Determine the number of lines in the data that contain "multimodalità". Answer with that number only.

[[ Dataset excerpts open ]]

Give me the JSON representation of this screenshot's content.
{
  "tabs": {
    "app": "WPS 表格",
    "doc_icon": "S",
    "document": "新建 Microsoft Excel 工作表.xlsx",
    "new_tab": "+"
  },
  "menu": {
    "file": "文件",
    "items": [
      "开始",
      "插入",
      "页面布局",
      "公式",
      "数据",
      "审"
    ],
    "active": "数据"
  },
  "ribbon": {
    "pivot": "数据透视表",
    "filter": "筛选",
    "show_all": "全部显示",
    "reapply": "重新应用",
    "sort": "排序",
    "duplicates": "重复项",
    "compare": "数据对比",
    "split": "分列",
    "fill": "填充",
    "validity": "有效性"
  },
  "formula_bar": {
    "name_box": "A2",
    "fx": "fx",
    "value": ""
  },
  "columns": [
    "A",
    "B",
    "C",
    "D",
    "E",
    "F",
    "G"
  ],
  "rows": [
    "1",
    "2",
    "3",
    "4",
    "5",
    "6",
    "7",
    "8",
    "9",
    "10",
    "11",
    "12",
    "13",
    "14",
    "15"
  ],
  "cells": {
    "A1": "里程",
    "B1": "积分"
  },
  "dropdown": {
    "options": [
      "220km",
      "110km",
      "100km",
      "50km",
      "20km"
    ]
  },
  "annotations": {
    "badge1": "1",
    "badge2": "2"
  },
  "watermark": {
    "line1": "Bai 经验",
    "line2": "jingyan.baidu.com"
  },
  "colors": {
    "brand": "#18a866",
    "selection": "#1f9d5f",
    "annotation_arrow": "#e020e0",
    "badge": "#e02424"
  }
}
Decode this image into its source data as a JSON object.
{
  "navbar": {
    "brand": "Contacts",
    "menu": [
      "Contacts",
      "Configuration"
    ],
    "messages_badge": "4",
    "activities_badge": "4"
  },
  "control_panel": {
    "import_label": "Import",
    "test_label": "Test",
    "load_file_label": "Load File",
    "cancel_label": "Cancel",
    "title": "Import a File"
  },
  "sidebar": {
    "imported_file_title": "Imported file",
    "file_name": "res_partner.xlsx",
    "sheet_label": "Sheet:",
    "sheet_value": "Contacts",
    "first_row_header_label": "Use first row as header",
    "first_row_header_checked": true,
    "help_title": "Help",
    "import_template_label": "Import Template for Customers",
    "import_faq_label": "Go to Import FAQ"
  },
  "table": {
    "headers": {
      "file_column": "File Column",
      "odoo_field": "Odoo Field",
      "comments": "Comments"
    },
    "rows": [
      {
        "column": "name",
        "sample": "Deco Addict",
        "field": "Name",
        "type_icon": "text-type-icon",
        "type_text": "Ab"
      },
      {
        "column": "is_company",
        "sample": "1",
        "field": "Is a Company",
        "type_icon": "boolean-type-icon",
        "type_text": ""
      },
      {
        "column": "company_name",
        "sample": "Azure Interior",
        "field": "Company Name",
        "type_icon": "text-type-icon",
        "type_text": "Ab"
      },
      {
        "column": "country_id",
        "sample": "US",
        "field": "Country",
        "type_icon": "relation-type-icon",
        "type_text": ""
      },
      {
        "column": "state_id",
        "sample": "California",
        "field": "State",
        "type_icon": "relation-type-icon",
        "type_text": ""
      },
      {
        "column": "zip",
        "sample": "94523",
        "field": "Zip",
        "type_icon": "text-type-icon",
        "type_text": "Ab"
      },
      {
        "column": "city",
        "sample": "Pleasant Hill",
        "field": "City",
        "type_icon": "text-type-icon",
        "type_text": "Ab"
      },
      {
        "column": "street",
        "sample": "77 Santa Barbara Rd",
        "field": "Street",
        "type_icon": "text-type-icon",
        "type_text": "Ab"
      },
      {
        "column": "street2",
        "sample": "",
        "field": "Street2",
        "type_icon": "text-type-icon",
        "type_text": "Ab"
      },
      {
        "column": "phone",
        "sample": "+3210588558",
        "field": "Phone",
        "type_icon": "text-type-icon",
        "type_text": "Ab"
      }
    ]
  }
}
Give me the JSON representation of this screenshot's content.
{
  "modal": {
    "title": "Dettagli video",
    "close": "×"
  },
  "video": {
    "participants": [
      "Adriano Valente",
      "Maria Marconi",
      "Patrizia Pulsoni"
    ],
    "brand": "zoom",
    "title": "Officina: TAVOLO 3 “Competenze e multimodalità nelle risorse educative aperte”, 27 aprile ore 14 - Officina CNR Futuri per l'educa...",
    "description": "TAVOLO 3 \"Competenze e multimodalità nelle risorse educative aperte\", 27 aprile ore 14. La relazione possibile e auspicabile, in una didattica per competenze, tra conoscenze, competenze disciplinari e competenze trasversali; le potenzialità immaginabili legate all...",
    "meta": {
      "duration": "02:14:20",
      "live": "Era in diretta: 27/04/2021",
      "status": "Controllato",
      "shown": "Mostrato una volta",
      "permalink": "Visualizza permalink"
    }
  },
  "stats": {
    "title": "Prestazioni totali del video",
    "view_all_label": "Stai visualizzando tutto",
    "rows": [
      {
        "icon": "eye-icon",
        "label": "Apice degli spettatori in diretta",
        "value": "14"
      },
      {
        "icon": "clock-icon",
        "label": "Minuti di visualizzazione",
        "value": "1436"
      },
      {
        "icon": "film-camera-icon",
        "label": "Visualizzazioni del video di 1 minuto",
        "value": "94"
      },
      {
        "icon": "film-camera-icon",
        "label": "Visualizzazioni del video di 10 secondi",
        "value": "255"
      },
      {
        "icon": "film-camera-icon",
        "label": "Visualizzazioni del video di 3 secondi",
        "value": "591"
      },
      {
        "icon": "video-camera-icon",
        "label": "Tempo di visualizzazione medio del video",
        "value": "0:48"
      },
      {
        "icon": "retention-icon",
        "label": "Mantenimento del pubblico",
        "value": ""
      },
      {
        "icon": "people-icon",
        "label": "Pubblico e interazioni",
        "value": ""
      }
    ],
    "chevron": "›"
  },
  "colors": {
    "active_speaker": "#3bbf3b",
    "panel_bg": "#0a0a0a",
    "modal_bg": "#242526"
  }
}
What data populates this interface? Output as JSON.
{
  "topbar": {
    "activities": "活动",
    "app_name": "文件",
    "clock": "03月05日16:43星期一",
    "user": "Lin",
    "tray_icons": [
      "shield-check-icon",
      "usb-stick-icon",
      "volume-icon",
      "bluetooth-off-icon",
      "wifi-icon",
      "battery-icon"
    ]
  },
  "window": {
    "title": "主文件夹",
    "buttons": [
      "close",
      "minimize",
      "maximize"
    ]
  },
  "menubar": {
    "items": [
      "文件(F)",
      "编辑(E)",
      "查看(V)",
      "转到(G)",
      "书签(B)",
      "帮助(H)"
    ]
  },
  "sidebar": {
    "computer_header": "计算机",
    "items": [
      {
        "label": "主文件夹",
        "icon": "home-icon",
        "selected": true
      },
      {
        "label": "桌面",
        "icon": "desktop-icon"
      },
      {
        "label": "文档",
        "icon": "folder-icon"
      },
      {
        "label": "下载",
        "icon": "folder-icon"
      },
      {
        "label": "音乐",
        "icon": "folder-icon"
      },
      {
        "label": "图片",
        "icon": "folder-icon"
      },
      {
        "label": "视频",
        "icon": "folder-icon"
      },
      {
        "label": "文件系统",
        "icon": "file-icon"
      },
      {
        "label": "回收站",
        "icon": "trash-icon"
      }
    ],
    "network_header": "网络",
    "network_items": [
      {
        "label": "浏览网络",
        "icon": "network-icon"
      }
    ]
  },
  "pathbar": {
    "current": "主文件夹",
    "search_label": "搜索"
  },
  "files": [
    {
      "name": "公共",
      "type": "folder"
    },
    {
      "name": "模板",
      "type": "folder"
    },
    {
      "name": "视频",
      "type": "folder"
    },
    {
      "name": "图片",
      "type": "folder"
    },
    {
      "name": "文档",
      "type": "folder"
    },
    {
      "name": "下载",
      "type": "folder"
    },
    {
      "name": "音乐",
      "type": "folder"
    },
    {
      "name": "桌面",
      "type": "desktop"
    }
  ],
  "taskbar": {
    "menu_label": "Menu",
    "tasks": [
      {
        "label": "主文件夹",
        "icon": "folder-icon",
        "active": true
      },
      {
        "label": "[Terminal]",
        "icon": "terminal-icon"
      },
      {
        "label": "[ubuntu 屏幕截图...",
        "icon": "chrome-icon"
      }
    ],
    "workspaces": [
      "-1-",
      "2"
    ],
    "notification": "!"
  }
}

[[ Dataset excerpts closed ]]

Result of this task: 2